◆ **Work order**
Below are records that must be duplicated exactly.

◆ **Materials provided**
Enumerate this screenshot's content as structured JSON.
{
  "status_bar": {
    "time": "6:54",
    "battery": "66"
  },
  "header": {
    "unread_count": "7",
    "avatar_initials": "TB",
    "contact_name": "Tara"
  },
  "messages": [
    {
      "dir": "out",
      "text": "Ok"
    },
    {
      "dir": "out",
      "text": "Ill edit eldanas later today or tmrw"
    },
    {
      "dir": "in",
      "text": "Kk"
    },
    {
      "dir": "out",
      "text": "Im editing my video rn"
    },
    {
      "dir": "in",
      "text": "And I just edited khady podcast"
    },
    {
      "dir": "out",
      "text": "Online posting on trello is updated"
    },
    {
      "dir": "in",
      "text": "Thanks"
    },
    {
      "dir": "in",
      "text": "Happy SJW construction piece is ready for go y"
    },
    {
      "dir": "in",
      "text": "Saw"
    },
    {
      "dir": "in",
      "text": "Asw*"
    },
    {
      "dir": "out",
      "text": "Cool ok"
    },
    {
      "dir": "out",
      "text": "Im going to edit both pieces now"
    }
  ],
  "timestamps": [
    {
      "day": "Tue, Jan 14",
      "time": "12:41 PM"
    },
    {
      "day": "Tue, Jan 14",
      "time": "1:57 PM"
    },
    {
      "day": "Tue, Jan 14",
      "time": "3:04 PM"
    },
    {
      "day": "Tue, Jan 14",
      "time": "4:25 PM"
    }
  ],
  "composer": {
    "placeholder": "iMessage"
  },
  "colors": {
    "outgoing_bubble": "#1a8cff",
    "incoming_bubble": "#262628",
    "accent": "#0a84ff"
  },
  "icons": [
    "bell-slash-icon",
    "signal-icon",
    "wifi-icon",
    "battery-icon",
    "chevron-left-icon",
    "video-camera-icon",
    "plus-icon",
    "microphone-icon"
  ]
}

◆ **Response**
Enumerate this screenshot's content as structured JSON.
{
  "status_bar": {
    "time": "6:54",
    "battery": "66"
  },
  "header": {
    "unread_count": "7",
    "avatar_initials": "TB",
    "contact_name": "Tara"
  },
  "messages": [
    {
      "dir": "out",
      "text": "Ok"
    },
    {
      "dir": "out",
      "text": "Ill edit eldanas later today or tmrw"
    },
    {
      "dir": "in",
      "text": "Kk"
    },
    {
      "dir": "out",
      "text": "Im editing my video rn"
    },
    {
      "dir": "in",
      "text": "And I just edited khady podcast"
    },
    {
      "dir": "out",
      "text": "Online posting on trello is updated"
    },
    {
      "dir": "in",
      "text": "Thanks"
    },
    {
      "dir": "in",
      "text": "Happy SJW construction piece is ready for go y"
    },
    {
      "dir": "in",
      "text": "Saw"
    },
    {
      "dir": "in",
      "text": "Asw*"
    },
    {
      "dir": "out",
      "text": "Cool ok"
    },
    {
      "dir": "out",
      "text": "Im going to edit both pieces now"
    }
  ],
  "timestamps": [
    {
      "day": "Tue, Jan 14",
      "time": "12:41 PM"
    },
    {
      "day": "Tue, Jan 14",
      "time": "1:57 PM"
    },
    {
      "day": "Tue, Jan 14",
      "time": "3:04 PM"
    },
    {
      "day": "Tue, Jan 14",
      "time": "4:25 PM"
    }
  ],
  "composer": {
    "placeholder": "iMessage"
  },
  "colors": {
    "outgoing_bubble": "#1a8cff",
    "incoming_bubble": "#262628",
    "accent": "#0a84ff"
  },
  "icons": [
    "bell-slash-icon",
    "signal-icon",
    "wifi-icon",
    "battery-icon",
    "chevron-left-icon",
    "video-camera-icon",
    "plus-icon",
    "microphone-icon"
  ]
}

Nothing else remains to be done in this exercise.